But the anti-poaching endeavors are being measured against the grinding poverty that drives Africans to risk their lives to kill elephants and rhinos for their ivory and horns, some wildlife conservationists say.
An international panel that governs wildlife trading said that illegal trafficking has at least doubled since 2007, even though it banned the sale of ivory and horns years ago.
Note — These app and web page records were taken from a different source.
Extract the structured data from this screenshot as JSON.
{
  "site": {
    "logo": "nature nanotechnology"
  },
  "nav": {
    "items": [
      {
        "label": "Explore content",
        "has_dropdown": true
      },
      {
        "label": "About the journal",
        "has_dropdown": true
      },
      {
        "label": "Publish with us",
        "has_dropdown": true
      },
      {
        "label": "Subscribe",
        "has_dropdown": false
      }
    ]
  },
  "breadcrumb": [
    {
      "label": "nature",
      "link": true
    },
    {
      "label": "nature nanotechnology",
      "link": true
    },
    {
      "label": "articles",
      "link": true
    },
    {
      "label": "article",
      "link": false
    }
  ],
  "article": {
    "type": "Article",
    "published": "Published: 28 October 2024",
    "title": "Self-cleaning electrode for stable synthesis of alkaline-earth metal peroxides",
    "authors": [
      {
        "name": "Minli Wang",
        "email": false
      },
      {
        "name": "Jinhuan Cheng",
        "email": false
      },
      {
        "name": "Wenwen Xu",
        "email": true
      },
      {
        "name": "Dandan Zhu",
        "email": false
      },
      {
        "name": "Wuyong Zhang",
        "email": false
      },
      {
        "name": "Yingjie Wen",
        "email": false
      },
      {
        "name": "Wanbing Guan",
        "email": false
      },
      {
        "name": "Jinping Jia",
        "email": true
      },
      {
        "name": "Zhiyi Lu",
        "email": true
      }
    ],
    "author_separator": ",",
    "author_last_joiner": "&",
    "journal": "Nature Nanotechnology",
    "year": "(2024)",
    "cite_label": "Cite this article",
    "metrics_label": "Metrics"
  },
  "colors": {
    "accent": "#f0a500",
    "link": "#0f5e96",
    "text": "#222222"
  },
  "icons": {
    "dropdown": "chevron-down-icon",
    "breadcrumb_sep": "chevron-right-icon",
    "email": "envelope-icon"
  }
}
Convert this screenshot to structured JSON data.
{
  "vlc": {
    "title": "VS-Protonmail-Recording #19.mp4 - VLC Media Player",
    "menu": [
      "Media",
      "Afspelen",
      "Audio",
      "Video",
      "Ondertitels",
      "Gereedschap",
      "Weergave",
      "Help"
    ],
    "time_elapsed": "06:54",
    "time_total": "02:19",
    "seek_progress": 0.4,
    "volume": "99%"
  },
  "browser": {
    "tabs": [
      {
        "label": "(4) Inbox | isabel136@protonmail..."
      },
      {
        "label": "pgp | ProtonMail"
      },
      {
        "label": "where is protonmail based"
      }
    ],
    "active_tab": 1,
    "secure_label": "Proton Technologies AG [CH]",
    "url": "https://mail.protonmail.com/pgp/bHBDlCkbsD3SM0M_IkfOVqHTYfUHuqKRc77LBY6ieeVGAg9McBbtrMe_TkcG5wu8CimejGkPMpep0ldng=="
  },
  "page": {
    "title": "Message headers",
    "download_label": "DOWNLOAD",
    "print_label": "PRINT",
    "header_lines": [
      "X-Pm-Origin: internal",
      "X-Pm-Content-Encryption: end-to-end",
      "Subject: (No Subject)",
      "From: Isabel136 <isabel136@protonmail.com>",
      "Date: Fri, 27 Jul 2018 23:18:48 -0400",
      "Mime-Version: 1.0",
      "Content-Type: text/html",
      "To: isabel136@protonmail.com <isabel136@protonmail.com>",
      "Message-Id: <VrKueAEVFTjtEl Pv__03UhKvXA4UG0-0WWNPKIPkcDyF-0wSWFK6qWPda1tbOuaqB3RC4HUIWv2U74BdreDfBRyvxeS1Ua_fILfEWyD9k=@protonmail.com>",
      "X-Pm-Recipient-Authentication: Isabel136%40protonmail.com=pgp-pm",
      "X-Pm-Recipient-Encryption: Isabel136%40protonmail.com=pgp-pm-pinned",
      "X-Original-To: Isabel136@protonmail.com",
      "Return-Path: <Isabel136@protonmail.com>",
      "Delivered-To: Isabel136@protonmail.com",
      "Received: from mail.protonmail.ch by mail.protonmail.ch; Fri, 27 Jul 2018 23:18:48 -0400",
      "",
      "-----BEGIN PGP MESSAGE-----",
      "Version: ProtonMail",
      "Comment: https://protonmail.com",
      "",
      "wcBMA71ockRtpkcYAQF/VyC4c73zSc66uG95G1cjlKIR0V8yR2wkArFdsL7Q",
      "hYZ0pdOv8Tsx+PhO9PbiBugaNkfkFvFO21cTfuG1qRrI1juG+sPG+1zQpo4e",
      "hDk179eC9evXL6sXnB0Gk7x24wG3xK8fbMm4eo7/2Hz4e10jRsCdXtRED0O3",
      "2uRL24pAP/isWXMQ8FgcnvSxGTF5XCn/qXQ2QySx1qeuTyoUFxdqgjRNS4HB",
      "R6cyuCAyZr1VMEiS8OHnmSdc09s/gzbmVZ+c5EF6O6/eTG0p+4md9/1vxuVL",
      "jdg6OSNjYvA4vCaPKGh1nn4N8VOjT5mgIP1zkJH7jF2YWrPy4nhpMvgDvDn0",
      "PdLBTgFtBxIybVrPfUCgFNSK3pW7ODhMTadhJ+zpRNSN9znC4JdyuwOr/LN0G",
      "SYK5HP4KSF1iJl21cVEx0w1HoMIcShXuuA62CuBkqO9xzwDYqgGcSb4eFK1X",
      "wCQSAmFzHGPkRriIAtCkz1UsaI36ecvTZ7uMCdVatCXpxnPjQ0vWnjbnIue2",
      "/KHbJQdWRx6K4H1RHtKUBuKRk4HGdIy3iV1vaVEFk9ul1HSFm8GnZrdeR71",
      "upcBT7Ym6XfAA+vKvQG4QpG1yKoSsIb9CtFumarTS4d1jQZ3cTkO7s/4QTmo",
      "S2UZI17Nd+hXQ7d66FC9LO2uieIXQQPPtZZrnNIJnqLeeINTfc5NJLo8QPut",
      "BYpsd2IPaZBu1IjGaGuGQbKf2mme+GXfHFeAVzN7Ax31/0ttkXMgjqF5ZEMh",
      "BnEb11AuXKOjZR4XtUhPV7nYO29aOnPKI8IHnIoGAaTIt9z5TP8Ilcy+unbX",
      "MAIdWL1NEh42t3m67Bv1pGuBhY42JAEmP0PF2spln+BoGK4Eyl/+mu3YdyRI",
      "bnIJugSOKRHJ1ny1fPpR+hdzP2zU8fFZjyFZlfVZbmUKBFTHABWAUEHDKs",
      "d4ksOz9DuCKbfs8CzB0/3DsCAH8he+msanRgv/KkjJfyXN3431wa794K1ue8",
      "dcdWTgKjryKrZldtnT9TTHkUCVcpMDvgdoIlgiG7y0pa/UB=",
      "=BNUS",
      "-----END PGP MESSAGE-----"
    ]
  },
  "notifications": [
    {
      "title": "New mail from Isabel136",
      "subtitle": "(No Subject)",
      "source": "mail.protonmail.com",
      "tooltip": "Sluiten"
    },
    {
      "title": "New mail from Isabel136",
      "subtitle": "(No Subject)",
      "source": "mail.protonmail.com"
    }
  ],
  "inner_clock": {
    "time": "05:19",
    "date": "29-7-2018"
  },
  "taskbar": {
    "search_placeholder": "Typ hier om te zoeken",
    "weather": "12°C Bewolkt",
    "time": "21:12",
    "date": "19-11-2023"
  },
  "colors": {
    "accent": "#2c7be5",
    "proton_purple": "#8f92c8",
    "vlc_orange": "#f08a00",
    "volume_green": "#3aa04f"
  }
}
That panel, the Convention on International Trade in Endangered Species (CITES), has made little headway in lowering the demand for the artifacts on the black market, which thrives in Asia, where ornately carved tusks are coveted and some believe that a sprinkle of rhino horn helps fight cancer.
Although conservationists view the new U.S. action as not going far enough, they welcomed it as a step forward.
“We are getting to the point of no return,” said Richard G. Ruggiero, a former nongovernment conservationist who is now the Africa branch chief of the U.S. Fish and Wildlife Service’s Division of International Conservation.
“We lacked political will in the U.S., overseas and in consumer nations such as China,” he said. “Without political will, there’s nothing.”
Adding to the pressure to act is growing evidence that terrorist groups have entered the black market, paying poachers to kill the animals and selling their horns and ivory at a premium to middlemen in the United States and Asia to fund operations such as the deadly Sept. 21 attack on a Kenyan shopping mall by the Somali group al-Shabab, a wing of al-Qaeda.
The nonprofit Elephant Action League (EAL) “found very concrete connections . . . [between] al-Shabab” and poaching in a two-year investigation that ended this year, Executive Director Andrea Crosta said.
Between one and three tons of ivory, worth $200,000 to $600,000, entered Somalia each month through al-Shabab, according to the EAL. It disappeared in the dark hulls of ships and airplanes bound for points worldwide.
“We managed to interview dozens of people, and all implicated them,” Crosta said. “We met poachers, traffickers, big traders, businessmen, ex-Somali warlords. Slowly we began a puzzle, piece by piece. We feel quite comfortable regarding our specific investigation.”
Although the EAL claims to have funded excursions to extract information and relied on Somalis with close contacts in the terrorist network, the report containing anonymous sources is not fully trusted, even among fellow conservationists.
But it says there’s enough evidence to show that the connection between poaching and terror groups is real. Last year, ivory was found by Congolese police who raided a camp of the insurgent Lord’s Resistance Army, which uses children as soldiers.